With a $98,127 Pro Bono Transformation grant from The Florida Bar Foundation, Southern Legal Counsel has hired Samantha Howell as its first pro bono director and tasked her with integrating pro bono lawyers, law students, psychologists, social workers and other professionals into all aspects of SLC’s litigation and advocacy.
A member of the New York State Bar and the federal bar of the Southern District of New York, Howell most recently served as executive director of the NYS Chapter of the National Association of Social Workers. She previously served as pro bono director at Prisoners’ Legal Services, a statewide organization based in Albany, N.Y., where she developed the nation’s only pro bono program tasked specifically with referring civil legal cases involving conditions of confinement for indigent New Yorkers.
“Samantha’s qualifications make her a perfect fit for this position,” said SLC Executive Director Jodi Siegel. “We’re grateful to receive this transformation grant from The Florida Bar Foundation, as we fully expect Samantha’s work to be just that – transformative to our organization and the clients we serve.”
Howell is an active member of the National Association of Pro Bono Professionals and has served on the New York State Bar Association’s President’s Committee on Access to Justice, the Pro Bono Coordinators Network, and the state board of the New York State Civil Liberties Union, among other organizations.
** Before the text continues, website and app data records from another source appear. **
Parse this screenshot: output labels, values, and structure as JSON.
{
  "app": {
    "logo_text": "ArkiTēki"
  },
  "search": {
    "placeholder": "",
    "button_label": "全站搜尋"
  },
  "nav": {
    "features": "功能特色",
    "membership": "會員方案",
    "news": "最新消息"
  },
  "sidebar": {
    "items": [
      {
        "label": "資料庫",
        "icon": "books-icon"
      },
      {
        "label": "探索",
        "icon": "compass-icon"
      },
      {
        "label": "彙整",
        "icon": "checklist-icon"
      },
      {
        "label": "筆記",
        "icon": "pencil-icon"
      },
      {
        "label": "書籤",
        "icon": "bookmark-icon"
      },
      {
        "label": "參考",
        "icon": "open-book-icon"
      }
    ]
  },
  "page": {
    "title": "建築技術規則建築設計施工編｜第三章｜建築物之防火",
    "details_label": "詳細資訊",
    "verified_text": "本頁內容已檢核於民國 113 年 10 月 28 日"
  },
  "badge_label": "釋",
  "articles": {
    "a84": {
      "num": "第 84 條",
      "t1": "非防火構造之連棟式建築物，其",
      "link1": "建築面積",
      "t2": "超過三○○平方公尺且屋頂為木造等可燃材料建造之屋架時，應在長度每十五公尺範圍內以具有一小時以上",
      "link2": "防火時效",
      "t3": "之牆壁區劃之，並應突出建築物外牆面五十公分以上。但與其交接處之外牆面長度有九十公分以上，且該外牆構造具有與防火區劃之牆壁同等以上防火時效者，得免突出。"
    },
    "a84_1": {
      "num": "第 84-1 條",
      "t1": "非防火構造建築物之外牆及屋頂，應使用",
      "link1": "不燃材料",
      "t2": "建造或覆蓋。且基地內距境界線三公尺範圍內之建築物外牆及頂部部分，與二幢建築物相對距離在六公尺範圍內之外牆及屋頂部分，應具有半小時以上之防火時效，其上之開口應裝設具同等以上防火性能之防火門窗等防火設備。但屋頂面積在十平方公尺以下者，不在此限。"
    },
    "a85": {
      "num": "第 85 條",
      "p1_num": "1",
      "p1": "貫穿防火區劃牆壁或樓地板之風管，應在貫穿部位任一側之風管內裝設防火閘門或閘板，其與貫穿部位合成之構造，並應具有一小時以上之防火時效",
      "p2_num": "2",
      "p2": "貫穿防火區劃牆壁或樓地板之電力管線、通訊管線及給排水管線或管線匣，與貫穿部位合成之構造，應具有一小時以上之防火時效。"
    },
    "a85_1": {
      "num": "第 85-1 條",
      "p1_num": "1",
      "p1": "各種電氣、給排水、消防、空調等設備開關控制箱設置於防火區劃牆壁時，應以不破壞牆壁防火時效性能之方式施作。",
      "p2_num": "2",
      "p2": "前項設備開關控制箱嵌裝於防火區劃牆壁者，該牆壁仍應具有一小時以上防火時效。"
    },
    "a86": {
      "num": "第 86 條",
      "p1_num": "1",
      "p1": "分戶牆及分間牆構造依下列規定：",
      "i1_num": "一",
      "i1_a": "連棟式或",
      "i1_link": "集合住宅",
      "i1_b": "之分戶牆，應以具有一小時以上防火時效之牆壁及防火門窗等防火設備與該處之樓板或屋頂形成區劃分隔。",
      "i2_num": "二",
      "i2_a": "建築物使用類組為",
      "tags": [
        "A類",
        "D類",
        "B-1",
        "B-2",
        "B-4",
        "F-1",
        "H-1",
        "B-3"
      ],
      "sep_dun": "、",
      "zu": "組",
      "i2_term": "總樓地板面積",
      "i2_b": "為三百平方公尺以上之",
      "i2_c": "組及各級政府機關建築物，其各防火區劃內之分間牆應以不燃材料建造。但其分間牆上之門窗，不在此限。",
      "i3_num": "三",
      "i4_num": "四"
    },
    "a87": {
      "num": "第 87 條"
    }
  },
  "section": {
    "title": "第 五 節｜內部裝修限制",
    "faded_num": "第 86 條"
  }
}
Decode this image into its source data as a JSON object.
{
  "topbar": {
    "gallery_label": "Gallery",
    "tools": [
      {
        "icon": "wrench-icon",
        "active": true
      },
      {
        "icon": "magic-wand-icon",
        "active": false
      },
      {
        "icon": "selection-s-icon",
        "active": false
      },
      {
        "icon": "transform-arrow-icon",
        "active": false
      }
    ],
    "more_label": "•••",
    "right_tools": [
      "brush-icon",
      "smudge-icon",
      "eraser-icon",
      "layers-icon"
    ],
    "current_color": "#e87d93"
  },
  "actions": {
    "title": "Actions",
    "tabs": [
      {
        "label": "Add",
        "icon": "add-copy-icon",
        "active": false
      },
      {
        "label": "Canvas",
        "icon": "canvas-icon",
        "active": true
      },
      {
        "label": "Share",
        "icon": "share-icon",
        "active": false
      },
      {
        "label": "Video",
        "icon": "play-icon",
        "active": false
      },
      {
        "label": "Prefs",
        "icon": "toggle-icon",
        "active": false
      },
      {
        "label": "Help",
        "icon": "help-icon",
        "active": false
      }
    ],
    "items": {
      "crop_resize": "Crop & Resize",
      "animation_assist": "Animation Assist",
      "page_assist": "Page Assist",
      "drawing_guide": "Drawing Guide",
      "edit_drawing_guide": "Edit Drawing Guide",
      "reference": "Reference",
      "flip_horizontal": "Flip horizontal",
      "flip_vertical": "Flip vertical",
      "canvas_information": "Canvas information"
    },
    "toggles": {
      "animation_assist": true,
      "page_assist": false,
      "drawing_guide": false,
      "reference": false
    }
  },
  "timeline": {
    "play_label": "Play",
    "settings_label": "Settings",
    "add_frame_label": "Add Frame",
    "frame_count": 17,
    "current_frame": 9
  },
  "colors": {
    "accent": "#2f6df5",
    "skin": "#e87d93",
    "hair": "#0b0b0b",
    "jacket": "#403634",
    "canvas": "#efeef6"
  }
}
She continues to serve on the board of a New York-based nonprofit organization that provides poverty simulations nationwide.
She is a 2010 graduate of Albany Law School, where she received the Edward M. Cameron, Jr. Memorial Prize for Public Interest Law for her work on revitalizing and redeveloping the school’s pro bono program.
In 2014, she received the Supervising Attorney award from Albany Law School for her work with law interns at Prisoners' Legal Services, and in 2017 she was recognized by the NYS Chapter of the National Association of Social Workers as their Public Citizen of the Year for her efforts to integrate social welfare students into civil legal service offices.
Howell regularly presents on a variety of topics, such as pro bono program development and growth, prisoners’ rights, the criminalization of poverty, and professional development.
At SLC, Howell will be responsible for enlisting volunteers in systems-focused litigation and advocacy on behalf of vulnerable Floridians with the most severe civil legal needs, beginning with the initial factual investigation and legal research phase and continuing through complex litigation.
"I am honored to be at SLC developing a program that will not only increase capacity for our staff, but that will significantly increase access to justice for indigent and marginalized Floridians,” Howell said. “I look forward to meeting and working with volunteers and supporters throughout the state to ensure that we achieve our goals of improving access to justice and the protection of civil rights."
Howell will work with a Guiding Coalition and other stakeholders to develop written pro bono policies and procedures to expand SLC’s ability to service clients through high-impact litigation, the UF Healthy Kids Medical Legal Partnership, and SLC projects in LGBTQ rights, homeless advocacy and other areas.
“Because SLC’s advocacy work is statewide, finding attorneys who are the right match for our clients, the venue, and our staff is very time consuming, typically taking up to six months to find the right partners,” Siegel said, adding that one goal of the new pro bono project is to reduce that time frame.
“The major task of formalizing and transforming our pro bono program is to form a conflict panel of bold law firms willing to partner with us on controversial cases that expand beyond typical conflicts in family law or landlord-tenant. We need volunteers who are skilled in trial and appellate work, as well as discrete substantive areas of law,” Siegel said.
SLC also needs volunteers who are willing and able to assist in multi-year litigation and to advance costs or donate fees toward litigation expenses.
“In return, these volunteers have the opportunity to join with us in overturning unjust laws, setting legal precedent, protecting civil and human rights, and defending the U.S. Constitution,” Siegel said. “It doesn’t get much better than that.”